Limitations of TIR

The use of CGM greatly increases the ability to assess glycaemic control throughout the day, as it allows for the direct observation of glucose excursions and daily profiles, including patterns of hypo- or hyperglycaemia, which can help in making therapy decisions and/or lifestyle modifications. However, CGM would need to be actively used in order to be effective which can be costly, and there may be a delay in registering SG changes in dynamic situations.

CGM is not a “set and forget” system, but requires the user to interpret the data and act upon this appropriately.


What is the optimal Time In Range target?

As outlined above, most experts agree that a target range of 3.9-10.0 mmol/L is ideal. However special considerations, such as pregnancy or other health conditions, will need to be considered (see figure 1.).

In short it is recommended to spend;

  • Less than 4% of the day in TBR (<3.9 mmol/L)
    • And less than 1% of the day <3.0 mmol/L
  • At least 70% of the day TIR (3.9-10.0 mmol/L)
  • Less time in TAR (>10.0 mmol/L)


How can the TIR be improved?

The first priority is always to reduce TBR to target levels and then to address TIR (or TAR) targets.

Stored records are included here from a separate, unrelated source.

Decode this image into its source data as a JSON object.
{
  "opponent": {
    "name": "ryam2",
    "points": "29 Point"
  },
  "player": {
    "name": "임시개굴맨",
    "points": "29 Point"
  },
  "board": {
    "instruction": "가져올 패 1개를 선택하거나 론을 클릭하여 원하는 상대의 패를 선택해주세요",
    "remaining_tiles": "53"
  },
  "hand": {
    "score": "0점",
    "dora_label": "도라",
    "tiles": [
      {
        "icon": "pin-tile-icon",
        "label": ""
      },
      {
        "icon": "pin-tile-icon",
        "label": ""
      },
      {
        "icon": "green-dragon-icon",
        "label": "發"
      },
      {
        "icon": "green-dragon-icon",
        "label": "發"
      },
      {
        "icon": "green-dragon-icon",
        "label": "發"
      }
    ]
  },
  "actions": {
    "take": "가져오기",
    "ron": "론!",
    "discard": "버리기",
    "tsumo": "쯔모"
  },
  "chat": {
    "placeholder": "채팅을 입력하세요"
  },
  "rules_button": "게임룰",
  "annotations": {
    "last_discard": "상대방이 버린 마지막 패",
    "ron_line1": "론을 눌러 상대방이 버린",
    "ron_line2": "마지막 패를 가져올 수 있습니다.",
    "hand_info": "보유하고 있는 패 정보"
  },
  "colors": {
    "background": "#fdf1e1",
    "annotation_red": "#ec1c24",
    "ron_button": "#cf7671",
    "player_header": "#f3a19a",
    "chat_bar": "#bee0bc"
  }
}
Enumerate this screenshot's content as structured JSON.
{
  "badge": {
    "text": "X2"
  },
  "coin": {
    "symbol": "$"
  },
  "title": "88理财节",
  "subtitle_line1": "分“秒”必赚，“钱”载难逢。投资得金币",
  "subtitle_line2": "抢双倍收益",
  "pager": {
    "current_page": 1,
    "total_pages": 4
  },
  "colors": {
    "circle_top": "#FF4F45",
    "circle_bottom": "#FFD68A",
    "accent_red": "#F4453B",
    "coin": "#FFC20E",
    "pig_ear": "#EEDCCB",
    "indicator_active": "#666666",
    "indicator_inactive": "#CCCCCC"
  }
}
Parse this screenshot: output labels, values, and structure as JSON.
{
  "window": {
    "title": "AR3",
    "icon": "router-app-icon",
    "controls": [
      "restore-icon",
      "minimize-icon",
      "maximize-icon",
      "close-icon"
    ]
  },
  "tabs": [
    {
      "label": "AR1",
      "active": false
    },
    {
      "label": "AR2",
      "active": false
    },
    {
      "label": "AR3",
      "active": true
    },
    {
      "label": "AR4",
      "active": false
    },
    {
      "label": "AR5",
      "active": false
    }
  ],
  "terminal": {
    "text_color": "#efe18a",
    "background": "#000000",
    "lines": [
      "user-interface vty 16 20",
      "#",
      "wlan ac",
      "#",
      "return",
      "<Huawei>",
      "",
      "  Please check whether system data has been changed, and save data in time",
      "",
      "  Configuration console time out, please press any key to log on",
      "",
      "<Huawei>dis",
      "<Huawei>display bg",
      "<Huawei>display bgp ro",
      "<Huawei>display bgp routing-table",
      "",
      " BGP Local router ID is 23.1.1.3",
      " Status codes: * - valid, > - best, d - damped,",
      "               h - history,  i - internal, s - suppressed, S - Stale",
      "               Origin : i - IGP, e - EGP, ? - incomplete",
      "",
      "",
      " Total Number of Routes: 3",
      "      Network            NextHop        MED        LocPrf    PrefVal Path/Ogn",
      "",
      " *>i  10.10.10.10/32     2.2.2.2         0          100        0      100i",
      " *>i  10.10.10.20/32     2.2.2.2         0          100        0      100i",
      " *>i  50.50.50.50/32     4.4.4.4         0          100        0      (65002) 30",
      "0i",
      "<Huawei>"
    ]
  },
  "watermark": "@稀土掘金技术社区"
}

Achieving targets for both TBR and TIR will reduce time spend in TAR. Some clinicians may choose to target the reduction of the high glucose values (TAR) and minimise hypoglycaemia (TBR), thereby arriving at more time in the target range.

To improve TIR it is important that the person with diabetes actively and accurately counts carbohydrates and adjusts bolus (pre-meal) insulin doses based on the current SG or BG level, their insulin to carbohydrate ratio (ICR), insulin sensitivity factor (ISF), insulin left on board (IOB) and insulin action/duration. Physical activity and meal composition of course also play a major role.

As people with type 2 diabetes tend to have less glucose variability and less hypoglycaemia than those with type 1 diabetes, people with type 2 diabetes can often achieve more TIR, more easily.

When it comes to making insulin dose adjustments; slow and steady wins the race.



  1. Andrade Lima Gabbay et al, Diabetology & Metabolic Syndrome, published 16 March 2020; Time in range: a new parameter to evaluate blood glucose control in patients with diabetes. https://dmsjournal.biomedcentral.com/articles/10.1186/s13098-020-00529-z
  2. Battelino et al, Diabetes Care, August 2019; Clinical Targets for Continuous Glucose Monitoring Data Interpretation: Recommendations From the International Consensus on Time in Range. https://care.diabetesjournals.org/content/42/8/1593
  1. R. W. Becket al, J Diabetes Sci Technol. 13 January 2019; The relationships between time in range, hyperglycemia metrics, and HbA1c. https://pubmed.ncbi.nlm.nih.gov/30636519/
  2. R. A. Vigersky, C. McMahon, Diabetes Technology & Therapeutics, online 1 February 2019; The Relationship of Hemoglobin A1C to Time-in-Range in Patients with Diabetes.  https://www.liebertpub.com/doi/full/10.1089/dia.2018.0310
  3. T. Danne et al, Diabetes Care December 2017; International Consensus on Use of Continuous Glucose Monitoring. https://care.diabetesjournals.org/content/40/12/1631